• **Records to use**:
# # # # # # #

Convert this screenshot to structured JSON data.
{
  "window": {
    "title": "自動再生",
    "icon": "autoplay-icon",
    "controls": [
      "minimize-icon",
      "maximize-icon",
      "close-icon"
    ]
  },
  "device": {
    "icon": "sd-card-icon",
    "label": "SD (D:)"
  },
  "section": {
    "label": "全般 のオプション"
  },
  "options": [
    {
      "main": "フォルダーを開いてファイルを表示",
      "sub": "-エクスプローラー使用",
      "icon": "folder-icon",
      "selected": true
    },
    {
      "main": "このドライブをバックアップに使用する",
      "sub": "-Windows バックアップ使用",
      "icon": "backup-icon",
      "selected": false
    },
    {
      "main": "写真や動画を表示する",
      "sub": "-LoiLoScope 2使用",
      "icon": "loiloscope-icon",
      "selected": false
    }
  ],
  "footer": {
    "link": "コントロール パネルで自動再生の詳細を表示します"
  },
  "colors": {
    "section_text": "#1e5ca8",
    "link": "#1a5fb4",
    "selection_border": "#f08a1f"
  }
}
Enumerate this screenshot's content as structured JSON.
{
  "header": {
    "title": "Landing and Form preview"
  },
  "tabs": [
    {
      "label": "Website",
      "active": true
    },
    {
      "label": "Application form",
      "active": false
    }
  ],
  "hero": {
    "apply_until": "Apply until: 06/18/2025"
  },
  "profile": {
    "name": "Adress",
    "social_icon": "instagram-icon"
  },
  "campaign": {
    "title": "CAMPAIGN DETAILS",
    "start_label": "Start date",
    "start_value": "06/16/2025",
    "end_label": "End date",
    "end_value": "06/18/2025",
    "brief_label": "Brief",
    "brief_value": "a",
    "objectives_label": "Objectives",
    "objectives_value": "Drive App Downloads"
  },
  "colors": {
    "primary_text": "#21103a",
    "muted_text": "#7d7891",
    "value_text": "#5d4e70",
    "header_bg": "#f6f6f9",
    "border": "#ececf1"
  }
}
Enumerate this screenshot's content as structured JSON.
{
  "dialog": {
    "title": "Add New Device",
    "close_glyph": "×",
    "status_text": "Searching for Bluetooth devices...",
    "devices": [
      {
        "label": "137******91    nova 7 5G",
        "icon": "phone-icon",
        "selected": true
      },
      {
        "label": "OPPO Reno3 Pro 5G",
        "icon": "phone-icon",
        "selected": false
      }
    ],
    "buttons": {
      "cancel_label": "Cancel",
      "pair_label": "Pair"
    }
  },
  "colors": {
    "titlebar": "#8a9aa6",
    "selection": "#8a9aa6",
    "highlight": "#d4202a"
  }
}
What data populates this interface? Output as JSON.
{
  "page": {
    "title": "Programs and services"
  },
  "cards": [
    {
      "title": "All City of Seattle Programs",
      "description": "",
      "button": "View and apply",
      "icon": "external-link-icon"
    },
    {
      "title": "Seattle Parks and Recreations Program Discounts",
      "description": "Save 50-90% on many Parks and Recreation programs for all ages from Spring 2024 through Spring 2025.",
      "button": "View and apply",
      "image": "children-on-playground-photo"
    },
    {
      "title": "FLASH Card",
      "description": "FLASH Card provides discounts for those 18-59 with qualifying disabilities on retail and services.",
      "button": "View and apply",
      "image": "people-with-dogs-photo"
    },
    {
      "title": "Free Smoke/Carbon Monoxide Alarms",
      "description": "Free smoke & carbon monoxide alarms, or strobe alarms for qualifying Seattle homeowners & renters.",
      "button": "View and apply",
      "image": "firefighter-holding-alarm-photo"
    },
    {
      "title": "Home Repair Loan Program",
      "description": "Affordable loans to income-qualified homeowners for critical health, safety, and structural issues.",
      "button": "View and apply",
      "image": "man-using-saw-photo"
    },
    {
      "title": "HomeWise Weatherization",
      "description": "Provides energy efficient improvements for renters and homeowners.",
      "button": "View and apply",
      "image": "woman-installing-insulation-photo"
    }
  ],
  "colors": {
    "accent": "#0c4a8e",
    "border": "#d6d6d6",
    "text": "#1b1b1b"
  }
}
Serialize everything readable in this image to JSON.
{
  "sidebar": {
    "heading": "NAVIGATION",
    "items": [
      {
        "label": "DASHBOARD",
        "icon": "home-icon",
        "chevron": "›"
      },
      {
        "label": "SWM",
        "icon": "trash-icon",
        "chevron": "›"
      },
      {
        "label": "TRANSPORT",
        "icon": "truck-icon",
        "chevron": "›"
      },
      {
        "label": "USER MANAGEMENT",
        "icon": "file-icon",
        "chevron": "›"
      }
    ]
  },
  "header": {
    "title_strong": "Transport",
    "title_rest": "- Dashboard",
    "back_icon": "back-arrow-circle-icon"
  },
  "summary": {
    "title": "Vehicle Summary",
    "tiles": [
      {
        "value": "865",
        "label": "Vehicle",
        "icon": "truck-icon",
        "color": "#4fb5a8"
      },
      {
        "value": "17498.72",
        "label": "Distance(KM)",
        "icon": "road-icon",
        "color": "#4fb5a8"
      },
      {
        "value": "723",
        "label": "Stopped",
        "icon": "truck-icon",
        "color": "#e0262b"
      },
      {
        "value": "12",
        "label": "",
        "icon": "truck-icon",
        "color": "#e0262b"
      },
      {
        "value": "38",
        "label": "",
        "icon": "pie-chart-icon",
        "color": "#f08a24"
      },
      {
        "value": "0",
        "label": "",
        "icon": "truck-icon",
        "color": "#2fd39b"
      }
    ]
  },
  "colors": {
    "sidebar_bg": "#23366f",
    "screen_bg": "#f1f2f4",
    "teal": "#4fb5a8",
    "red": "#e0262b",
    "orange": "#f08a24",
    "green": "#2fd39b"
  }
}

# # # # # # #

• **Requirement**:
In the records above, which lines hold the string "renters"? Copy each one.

• **Output for this exercise**:
      "description": "Free smoke & carbon monoxide alarms, or strobe alarms for qualifying Seattle homeowners & renters.",
      "description": "Provides energy efficient improvements for renters and homeowners.",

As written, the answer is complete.